Classifieds | Place a class ad | PDF Edition | Home Delivery
By ZACHARY HALASCHAK
Daily News Staff Writer
Gov. Bill Walker was back in Ketchikan on Thursday, signing two bills into law, one of which Sen. Lisa Murkowski excitedly called “a win-win-win situation!”
The governor, who was in town on Saturday for the Blueberry Arts Festival, was already back on Thursday with a whirlwind of handshakes, photo-ops and signatures.
One of those signatures was for a land-exchange bill sponsored by both of Ketchikan’s state legislators — Sen. Bert Stedman, R-Sitka, and Rep. Dan Ortiz, I-Ketchikan.
Later that same day, the governor, donning a hard hat, also signed legislation naming the newest vessels in the Alaska Marine Highway System, Tazlina and Hubbard, respectively.
The land exchange bill was signed at Ketchikan Public Library, where, on a clear day with blue skies, the entirety of Deer Mountain was in view behind the podium with light streaming in from the large paneled glass window onto the two dozen or so attendees.
That view seemed to be in jeopardy not too long ago.
Prior to Thursday’s signing, the Alaska Mental Health Trust owned 17,000 acres of land around Southeast Alaska — a chunk of which is on Deer Mountain. The trust, which had long sought the land trade in order to earn revenue from timber operations on less-sensitive lands, had said in 2016 that it would sign contracts to log a portion of Deer Mountain and another viewshed near Petersburg if Congress didn’t approve legislation enabling the trade by a certain date.
The trust announcement drew sharp criticism in Ketchikan and Petersburg, but also generated legislative momentum.
The federal government approved the landswap in May, spurred on by legislators like Murkowski. Also in May, the Alaska Legislature gave final passage to Senate Bill 88, which gave the state’s approval for the land trade. SB 88, which Walker signed Thursday, gave the trust roughly 20,000 acres of U.S. Forest Service land in exchange for tracts of land the trust previously held
Walker praised the bill as a win for all sides, explaining that the Alaska Mental Health Trust will be able to generate money to provide mental health services in Alaska, while protecting scenic areas like Deer Mountain.
“It really is a win-win for everybody,” Walker said. “It’s very broad-based the benefits that are going to come from (this bill).”
“It’s one of those things that everyone knew was the right thing to do,” but just took a while to get there,” Walker added.
Walker attributed much of the success for the project to individuals like Stedman, Ortiz and Murkowski — those on the legislative front.
Murkowski, standing with the towering figure of Deer Mountain in the foreground, praised those who helped make the swap possible. She noted just how crucial this bill is for those suffering from mental health issues in Alaska.

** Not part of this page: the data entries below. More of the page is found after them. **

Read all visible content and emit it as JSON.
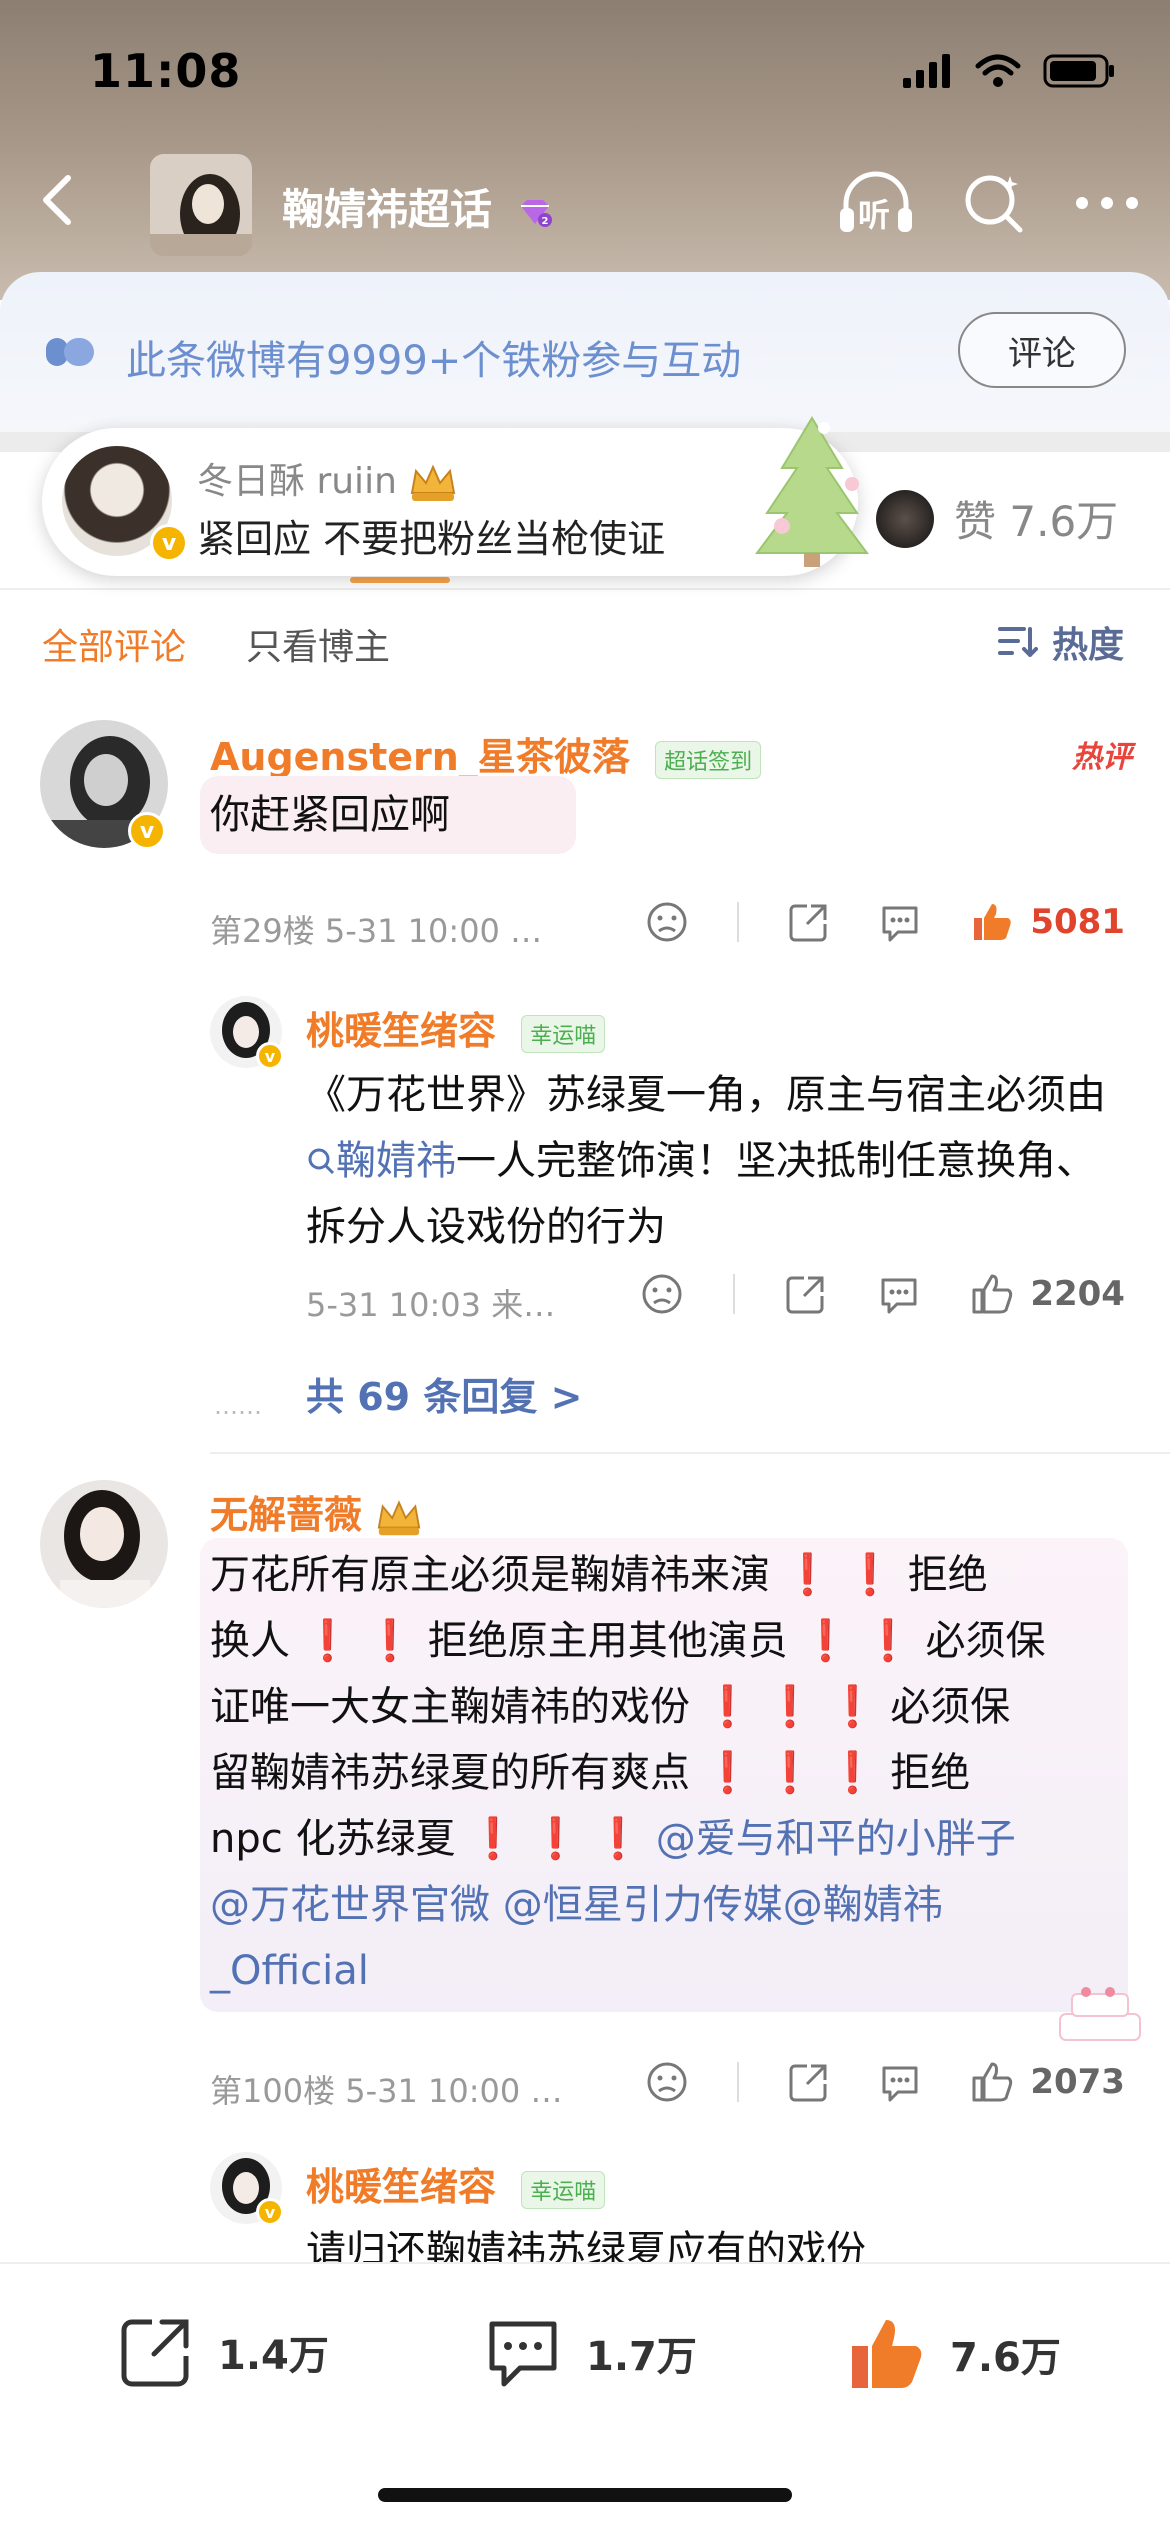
{
  "status_bar": {
    "time": "11:08"
  },
  "nav": {
    "title": "鞠婧祎超话",
    "listen_label": "听"
  },
  "banner": {
    "text": "此条微博有9999+个铁粉参与互动",
    "button": "评论"
  },
  "floating_card": {
    "name": "冬日酥 ruiin",
    "text": "紧回应 不要把粉丝当枪使证"
  },
  "likes_summary": {
    "label": "赞",
    "count": "7.6万"
  },
  "filter": {
    "all": "全部评论",
    "owner_only": "只看博主",
    "sort": "热度"
  },
  "comments": [
    {
      "name": "Augenstern_星茶彼落",
      "tag": "超话签到",
      "hot": "热评",
      "text": "你赶紧回应啊",
      "meta": "第29楼 5-31 10:00 …",
      "likes": "5081",
      "reply": {
        "name": "桃暖笙绪容",
        "tag": "幸运喵",
        "text_pre": "《万花世界》苏绿夏一角，原主与宿主必须由",
        "text_link": "鞠婧祎",
        "text_post": "一人完整饰演！坚决抵制任意换角、拆分人设戏份的行为",
        "meta": "5-31 10:03 来…",
        "likes": "2204"
      },
      "more_replies": "共 69 条回复 >"
    },
    {
      "name": "无解蔷薇",
      "text_line1": "万花所有原主必须是鞠婧祎来演",
      "text_line1b": "拒绝",
      "text_line2a": "换人",
      "text_line2b": "拒绝原主用其他演员",
      "text_line2c": "必须保",
      "text_line3a": "证唯一大女主鞠婧祎的戏份",
      "text_line3b": "必须保",
      "text_line4a": "留鞠婧祎苏绿夏的所有爽点",
      "text_line4b": "拒绝",
      "text_line5a": "npc 化苏绿夏",
      "mention1": "@爱与和平的小胖子",
      "mention2": "@万花世界官微",
      "mention3": "@恒星引力传媒",
      "mention4": "@鞠婧祎",
      "mention4b": "_Official",
      "meta": "第100楼 5-31 10:00 …",
      "likes": "2073",
      "reply": {
        "name": "桃暖笙绪容",
        "tag": "幸运喵",
        "text": "请归还鞠婧祎苏绿夏应有的戏份"
      }
    }
  ],
  "bottom_bar": {
    "shares": "1.4万",
    "comments": "1.7万",
    "likes": "7.6万"
  },
  "colors": {
    "accent": "#f07c2a",
    "link": "#5372b4",
    "banner_text": "#6c8fd0"
  }
}
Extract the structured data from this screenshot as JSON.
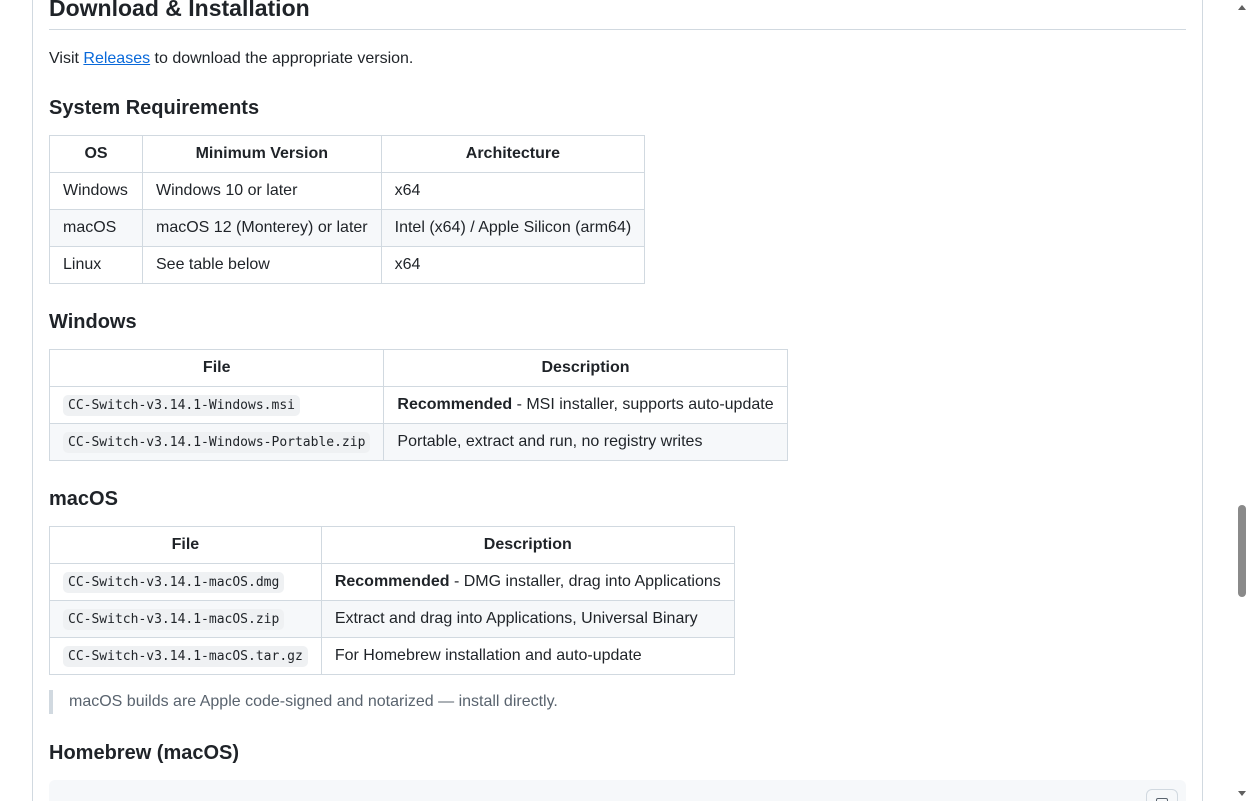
{
  "section": {
    "title": "Download & Installation",
    "intro_before": "Visit ",
    "intro_link": "Releases",
    "intro_after": " to download the appropriate version."
  },
  "system_requirements": {
    "heading": "System Requirements",
    "headers": [
      "OS",
      "Minimum Version",
      "Architecture"
    ],
    "rows": [
      [
        "Windows",
        "Windows 10 or later",
        "x64"
      ],
      [
        "macOS",
        "macOS 12 (Monterey) or later",
        "Intel (x64) / Apple Silicon (arm64)"
      ],
      [
        "Linux",
        "See table below",
        "x64"
      ]
    ]
  },
  "windows": {
    "heading": "Windows",
    "headers": [
      "File",
      "Description"
    ],
    "rows": [
      {
        "file": "CC-Switch-v3.14.1-Windows.msi",
        "bold": "Recommended",
        "desc": " - MSI installer, supports auto-update"
      },
      {
        "file": "CC-Switch-v3.14.1-Windows-Portable.zip",
        "bold": "",
        "desc": "Portable, extract and run, no registry writes"
      }
    ]
  },
  "macos": {
    "heading": "macOS",
    "headers": [
      "File",
      "Description"
    ],
    "rows": [
      {
        "file": "CC-Switch-v3.14.1-macOS.dmg",
        "bold": "Recommended",
        "desc": " - DMG installer, drag into Applications"
      },
      {
        "file": "CC-Switch-v3.14.1-macOS.zip",
        "bold": "",
        "desc": "Extract and drag into Applications, Universal Binary"
      },
      {
        "file": "CC-Switch-v3.14.1-macOS.tar.gz",
        "bold": "",
        "desc": "For Homebrew installation and auto-update"
      }
    ],
    "note": "macOS builds are Apple code-signed and notarized — install directly."
  },
  "homebrew": {
    "heading": "Homebrew (macOS)"
  }
}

“This is an opportunity to help the Alaska Mental Health Trust as they seek to provide for the most vulnerable in our state,” Murkowski said. “Because of this exchange, we have protected viewshed, we have allowed for support for our timber industry because of the exchange, and again, provided a valuable resource to the Alaska Mental Health Trust.”
After signing SB 88, Walker was again on the move, this time heading to the Ketchikan Shipyard. Walker officially christened Tazlina and Hubbard, the two newest ships joining the Alaska Marine Highway System.
Dozens of Vigor Alaska employees joined Walker and other legislators as they stood on what would eventually be the deck of the Tazlina. The large ship was enclosed in the shipyard’s massive assembly hall. Behind an American flag, a desk was set up for the governor to sign the legislation.
Both Stedman and Ortiz spoke, praising Walker for his help. Stedman thanked Walker for his commitment to the economy and for urged more ships in the future saying, “this is just the beginning.”
Ortiz also spoke about how big of a deal these new ships are for both Ketchikan and Alaska as a whole.
“It is a great day for the Alaska Marine Highway System,” Ortiz said. “This is symbolic of what support (the governor) has shown to the entire system.”
After the final signing, Walker called on Vigor employees to file in behind him for a group photo. He emphasized that those who put on hard hats every day, and not just for a photo-op, are the ones who truly made these ships a reality.
And with the stoke of a pen, it was official, they were named. “It has a name,” Walker said to raucous applause.